- [AIM OF THE TASK] Lines that contain "conversation" are to be copied from the material, every one of them.

++++ SOURCE MATERIAL

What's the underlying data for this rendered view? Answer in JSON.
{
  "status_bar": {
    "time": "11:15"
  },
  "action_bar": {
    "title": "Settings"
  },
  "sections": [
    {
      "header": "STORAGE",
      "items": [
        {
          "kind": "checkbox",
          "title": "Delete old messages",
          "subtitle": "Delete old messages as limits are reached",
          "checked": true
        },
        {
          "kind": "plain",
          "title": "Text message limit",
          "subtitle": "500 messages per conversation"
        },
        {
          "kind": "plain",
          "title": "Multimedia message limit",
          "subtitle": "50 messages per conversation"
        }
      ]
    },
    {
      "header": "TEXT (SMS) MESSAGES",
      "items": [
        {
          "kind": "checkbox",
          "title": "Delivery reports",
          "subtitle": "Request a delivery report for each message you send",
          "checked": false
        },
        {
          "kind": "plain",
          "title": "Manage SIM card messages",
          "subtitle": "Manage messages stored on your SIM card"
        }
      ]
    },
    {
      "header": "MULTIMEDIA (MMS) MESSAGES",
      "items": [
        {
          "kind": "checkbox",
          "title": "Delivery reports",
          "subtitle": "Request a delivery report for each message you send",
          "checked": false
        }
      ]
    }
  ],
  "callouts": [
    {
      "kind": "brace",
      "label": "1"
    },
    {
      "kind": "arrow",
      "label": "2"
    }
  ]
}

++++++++
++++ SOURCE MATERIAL

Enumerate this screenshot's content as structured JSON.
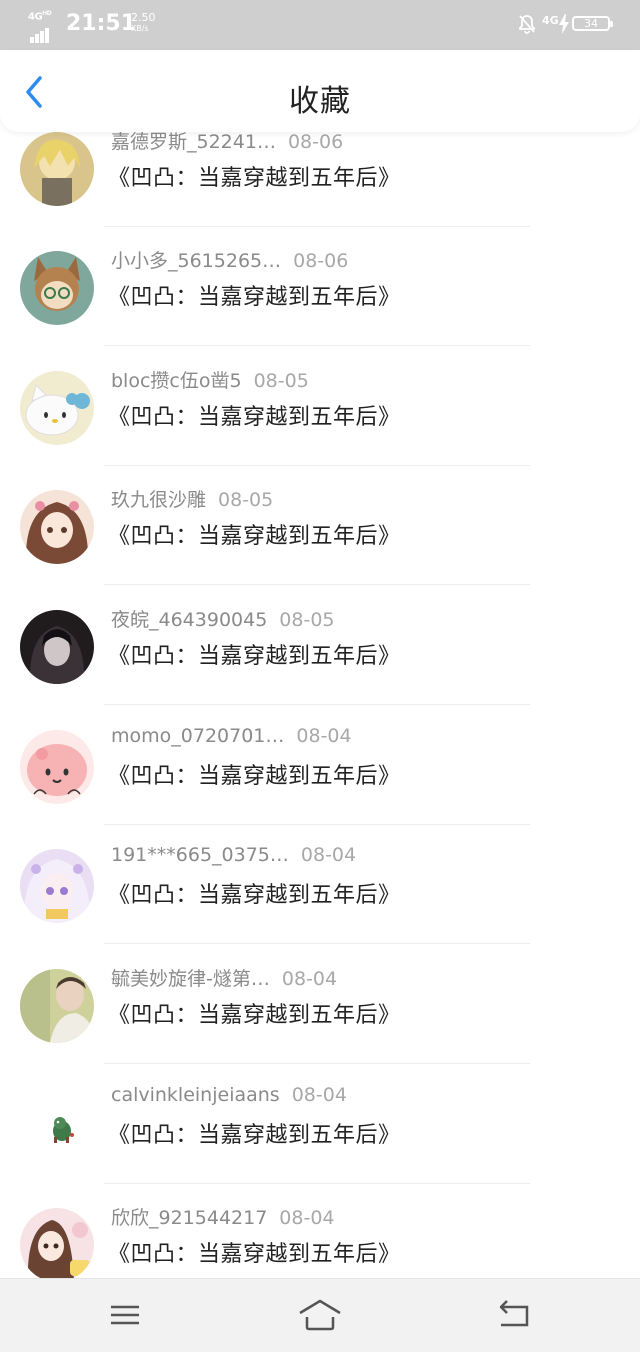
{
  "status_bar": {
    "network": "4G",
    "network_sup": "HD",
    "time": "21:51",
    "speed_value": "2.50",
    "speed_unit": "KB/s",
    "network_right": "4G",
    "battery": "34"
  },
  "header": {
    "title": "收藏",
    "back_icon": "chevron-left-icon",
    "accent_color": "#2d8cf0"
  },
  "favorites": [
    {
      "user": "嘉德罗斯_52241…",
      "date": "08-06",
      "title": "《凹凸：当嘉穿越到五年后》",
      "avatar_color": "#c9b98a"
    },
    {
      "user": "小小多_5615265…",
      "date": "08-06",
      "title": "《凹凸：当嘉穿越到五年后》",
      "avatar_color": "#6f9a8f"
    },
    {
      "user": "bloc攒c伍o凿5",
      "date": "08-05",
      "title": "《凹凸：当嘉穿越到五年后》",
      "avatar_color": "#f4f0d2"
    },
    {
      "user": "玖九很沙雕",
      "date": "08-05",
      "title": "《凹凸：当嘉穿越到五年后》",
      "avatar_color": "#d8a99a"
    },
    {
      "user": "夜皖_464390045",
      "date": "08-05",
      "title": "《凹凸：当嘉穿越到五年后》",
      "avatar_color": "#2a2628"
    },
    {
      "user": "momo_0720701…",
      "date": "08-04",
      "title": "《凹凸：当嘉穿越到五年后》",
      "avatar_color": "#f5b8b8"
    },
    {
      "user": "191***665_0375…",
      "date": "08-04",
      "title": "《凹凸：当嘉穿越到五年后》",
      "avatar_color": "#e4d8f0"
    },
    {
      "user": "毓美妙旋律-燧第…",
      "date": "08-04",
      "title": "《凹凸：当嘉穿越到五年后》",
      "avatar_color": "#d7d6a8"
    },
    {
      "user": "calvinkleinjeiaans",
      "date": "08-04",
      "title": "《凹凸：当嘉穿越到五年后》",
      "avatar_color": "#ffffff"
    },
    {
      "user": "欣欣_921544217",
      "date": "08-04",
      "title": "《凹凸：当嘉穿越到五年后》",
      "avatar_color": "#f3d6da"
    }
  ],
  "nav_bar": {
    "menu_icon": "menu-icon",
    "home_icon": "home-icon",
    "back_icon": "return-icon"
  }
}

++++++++
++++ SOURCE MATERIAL

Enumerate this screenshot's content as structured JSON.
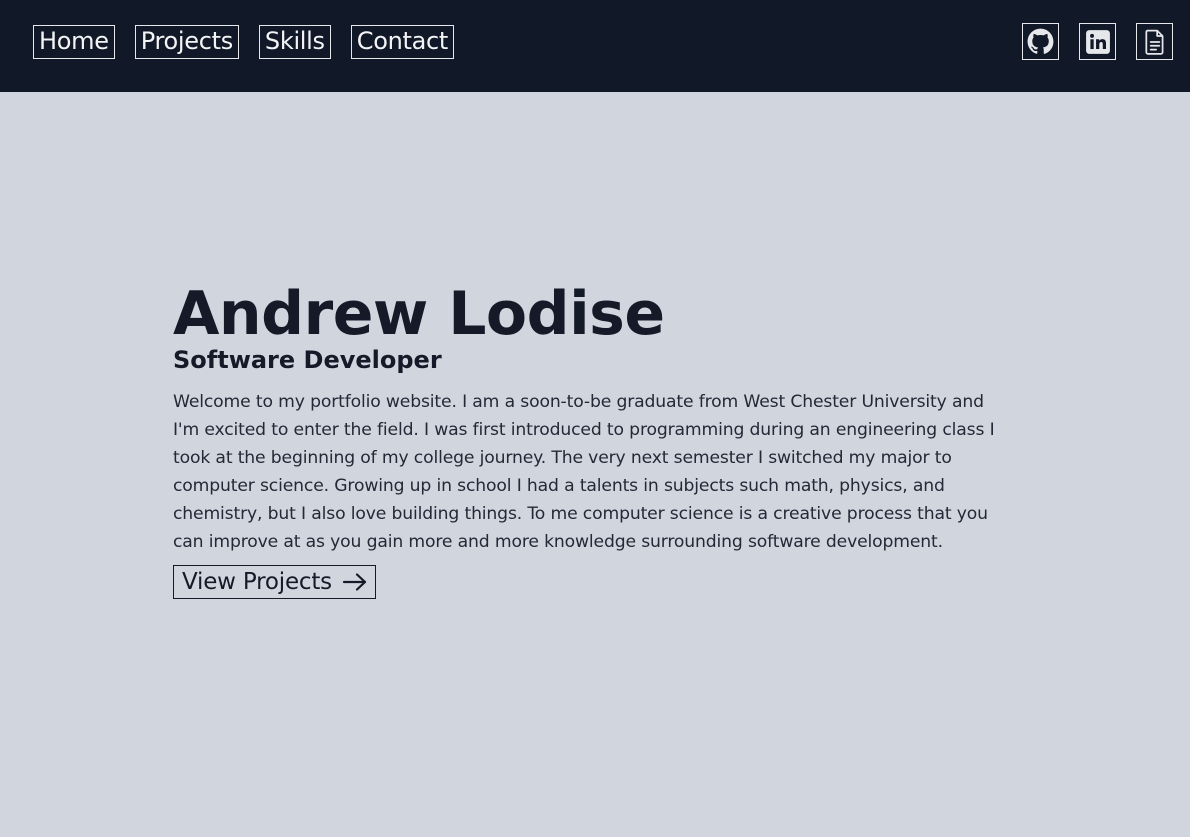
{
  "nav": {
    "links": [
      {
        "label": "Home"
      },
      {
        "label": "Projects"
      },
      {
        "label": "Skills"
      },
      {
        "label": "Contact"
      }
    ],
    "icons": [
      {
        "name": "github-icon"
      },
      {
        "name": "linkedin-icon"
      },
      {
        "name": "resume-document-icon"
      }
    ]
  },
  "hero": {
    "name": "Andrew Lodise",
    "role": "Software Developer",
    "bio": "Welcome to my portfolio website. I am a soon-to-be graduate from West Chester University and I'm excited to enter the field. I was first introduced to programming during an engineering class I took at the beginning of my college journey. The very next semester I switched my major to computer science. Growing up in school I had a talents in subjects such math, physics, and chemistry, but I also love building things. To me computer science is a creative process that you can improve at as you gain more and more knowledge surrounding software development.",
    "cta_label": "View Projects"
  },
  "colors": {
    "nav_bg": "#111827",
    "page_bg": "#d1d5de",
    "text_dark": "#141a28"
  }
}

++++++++

- [REPLY]
          "subtitle": "500 messages per conversation"
          "subtitle": "50 messages per conversation"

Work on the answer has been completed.